§ YOUR ASSIGNMENT
Your task is to copy each line of the material that holds the word "label".
:: SUPPLIED RECORDS ::
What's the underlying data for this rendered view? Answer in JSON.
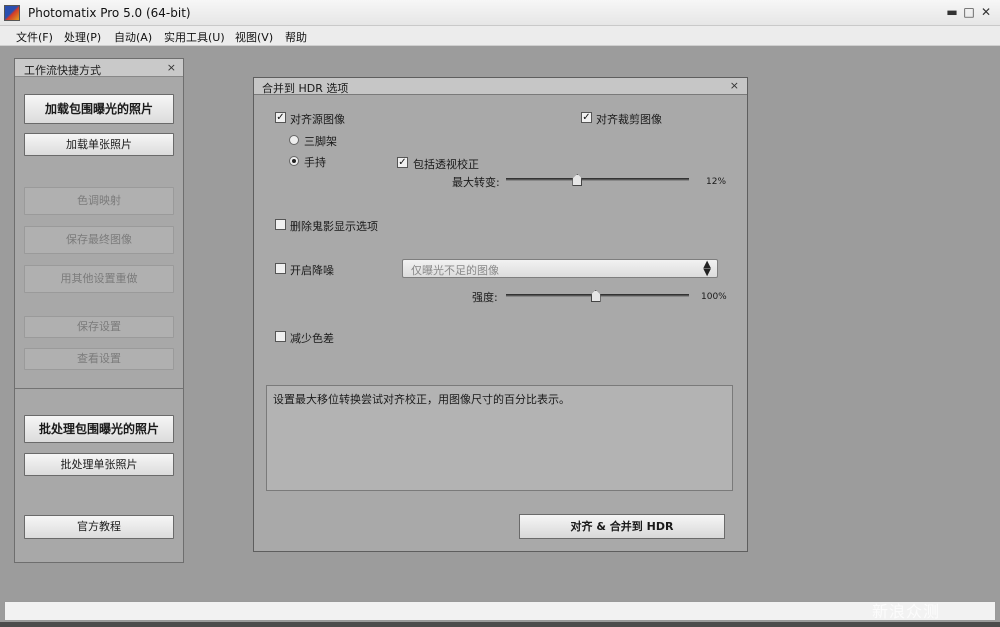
{
  "window": {
    "title": "Photomatix Pro 5.0 (64-bit)",
    "min": "▬",
    "max": "□",
    "close": "✕"
  },
  "menu": [
    "文件(F)",
    "处理(P)",
    "自动(A)",
    "实用工具(U)",
    "视图(V)",
    "帮助"
  ],
  "workflow": {
    "title": "工作流快捷方式",
    "close": "×",
    "load_bracketed": "加载包围曝光的照片",
    "load_single": "加载单张照片",
    "tone_mapping": "色调映射",
    "save_final": "保存最终图像",
    "reprocess": "用其他设置重做",
    "save_settings": "保存设置",
    "view_settings": "查看设置",
    "batch_bracketed": "批处理包围曝光的照片",
    "batch_single": "批处理单张照片",
    "tutorials": "官方教程"
  },
  "dialog": {
    "title": "合并到 HDR 选项",
    "close": "×",
    "align_source": {
      "label": "对齐源图像",
      "checked": true
    },
    "crop_aligned": {
      "label": "对齐裁剪图像",
      "checked": true
    },
    "tripod": {
      "label": "三脚架",
      "selected": false
    },
    "handheld": {
      "label": "手持",
      "selected": true
    },
    "perspective": {
      "label": "包括透视校正",
      "checked": true
    },
    "max_shift": {
      "label": "最大转变:",
      "value": "12%",
      "fraction": 0.39
    },
    "deghost": {
      "label": "删除鬼影显示选项",
      "checked": false
    },
    "noise": {
      "label": "开启降噪",
      "checked": false
    },
    "noise_target": {
      "selected": "仅曝光不足的图像",
      "arrow": "▲▼"
    },
    "strength": {
      "label": "强度:",
      "value": "100%",
      "fraction": 0.49
    },
    "chromatic": {
      "label": "减少色差",
      "checked": false
    },
    "info": "设置最大移位转换尝试对齐校正，用图像尺寸的百分比表示。",
    "merge_button": "对齐 & 合并到 HDR"
  },
  "watermark": "新浪众测",
  "colors": {
    "panel": "#a8a8a8",
    "workspace": "#9c9c9c",
    "button": "#e8e8e8"
  }
}
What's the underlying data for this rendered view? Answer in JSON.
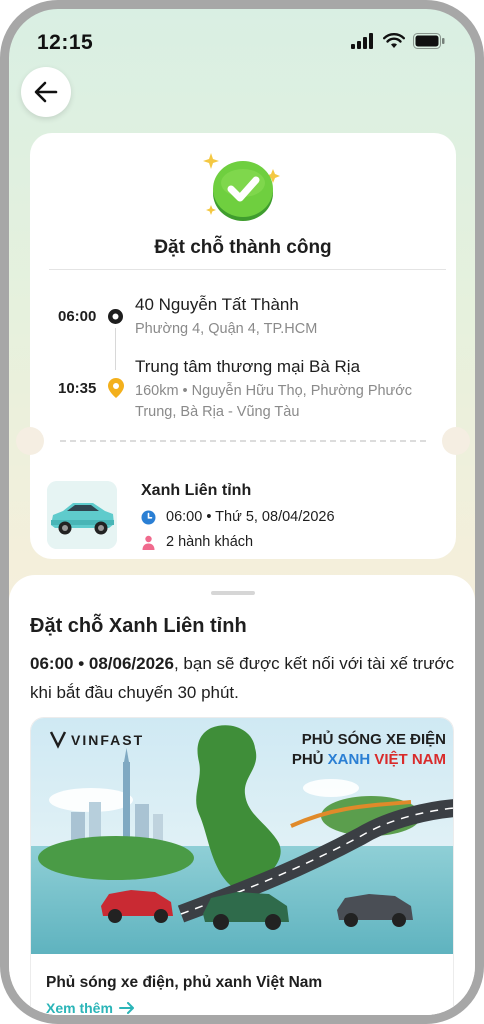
{
  "status_bar": {
    "time": "12:15",
    "icons": [
      "signal-icon",
      "wifi-icon",
      "battery-icon"
    ]
  },
  "nav": {
    "back_icon": "arrow-left-icon"
  },
  "booking": {
    "title": "Đặt chỗ thành công",
    "pickup": {
      "time": "06:00",
      "title": "40 Nguyễn Tất Thành",
      "subtitle": "Phường 4, Quận 4, TP.HCM"
    },
    "dropoff": {
      "time": "10:35",
      "title": "Trung tâm thương mại Bà Rịa",
      "subtitle": "160km • Nguyễn Hữu Thọ, Phường Phước Trung, Bà Rịa - Vũng Tàu"
    },
    "service": {
      "name": "Xanh Liên tỉnh",
      "schedule": "06:00 • Thứ 5, 08/04/2026",
      "passengers": "2 hành khách"
    }
  },
  "sheet": {
    "title": "Đặt chỗ Xanh Liên tỉnh",
    "desc_bold": "06:00 • 08/06/2026",
    "desc_rest": ", bạn sẽ được kết nối với tài xế trước khi bắt đầu chuyến 30 phút.",
    "promo": {
      "brand": "VINFAST",
      "headline_line1": "PHỦ SÓNG XE ĐIỆN",
      "headline_line2_a": "PHỦ ",
      "headline_line2_b": "XANH ",
      "headline_line2_c": "VIỆT NAM",
      "title": "Phủ sóng xe điện, phủ xanh Việt Nam",
      "see_more": "Xem thêm"
    }
  },
  "colors": {
    "accent": "#2bb5b8",
    "success": "#5cc23a",
    "pin": "#f3b01c",
    "clock": "#2a7fd4",
    "person": "#f06a8d"
  }
}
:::
§ SOLUTION
      "label": "对齐源图像",
      "label": "对齐裁剪图像",
      "label": "三脚架",
      "label": "手持",
      "label": "包括透视校正",
      "label": "最大转变:",
      "label": "删除鬼影显示选项",
      "label": "开启降噪",
      "label": "强度:",
      "label": "减少色差",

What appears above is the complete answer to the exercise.